The first really tough note these collectors come across is the Gold Bearing Ten Pound of the 1920’s – all of the QEII notes, King George VI notes and smaller denominations in the Gold Bearing series may be sourced with patience, while the total number of ten pound notes from the Treasury and Gold Bearing series is so small that some collectors will take them in any condition they can get.

Reserve Bank of Australia records indicate that by October 23rd 1945, just 5,000 Treasury and Gold Bearing Ten Pound notes (of all types) were still outstanding. No wonder collectors find them so difficult to obtain over half a century later. (More information on this may be gained from page 204 of Mick Vort-Ronald’s definitive work “Australian Banknotes”.)

Significant Purchasing Power Right Throughout the Great Depression

Nominal wages records show that the average weekly wage in Australia ranged from £4 to £5 per week between 1927 and 1933. The total purchasing power of this pair of notes therefore equates to at least a month, if not five weeks. In current terms (late 2017), that equates to between $6,000 and $7,500. Very, very few families indeed would have had the wealth required to preserve that sum of money in ready cash during a time of unparalleled hardship, a time when unemployment exceeded 32%, and many families lost their homes as a result.

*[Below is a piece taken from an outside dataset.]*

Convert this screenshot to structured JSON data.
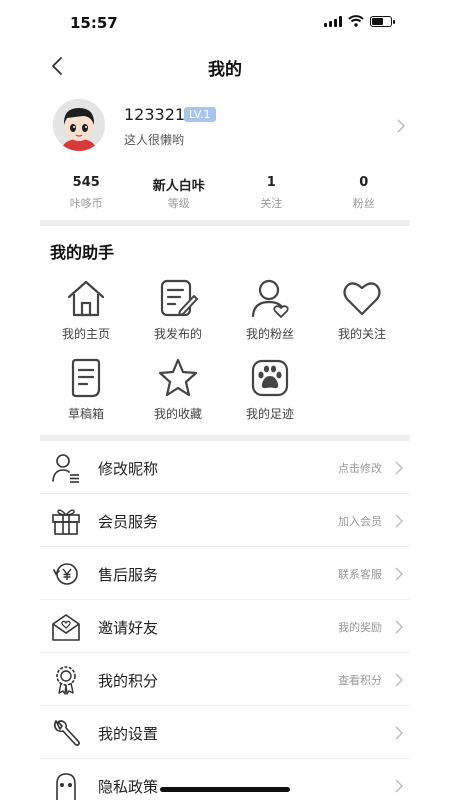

Amazing Paper Texture When Compared to Notes Issued More Recently

The first thing a collector notices when they first handle a Gold Bearing ten pound note is the texture of the paper - it is far different to notes printed in more recent years.

This difference is technically explained by the different Mean Double Fold (MDF) rating they have. Gold Bearing notes were printed on paper with a 1,500 MDF rating, whereas Australian notes printed from 1933 onwards had a 2,500 MDF rating, while our paper decimal notes had a 3,150 MDF rating. These technical figures at least show that the Gold Bearing notes were half as strong as our decimal notes. Paradoxically, that weakness doesn't seem evident when you handle a Gold Bearing note in premium grade however - they exhibit  a strength and firmness to them that belies their technical rating.

The original broad weave in the paper of these notes lends a granular feel that is lost on lesser quality examples. Each retains plenty of snap, and all of the original simultan colours that are expected from the finest known notes of this type. These particular notes differ very slightly with respect to the grade allocated to them - a partial centre bend is evident in the first note in the pair.

Amazing Rarity As A Pair

A review of auction results over the past 4 decades shows that although an amazing run of 10 consecutive Ridddle Heathershaw £10 notes have come onto the market note by note over the years, very few of these historic notes have actually traded as pairs. We have seen just 4 other pairs offered for sale via auction.

These notes remain an incredible store of value that hark back to one of the most difficult economic periods in Australia's history.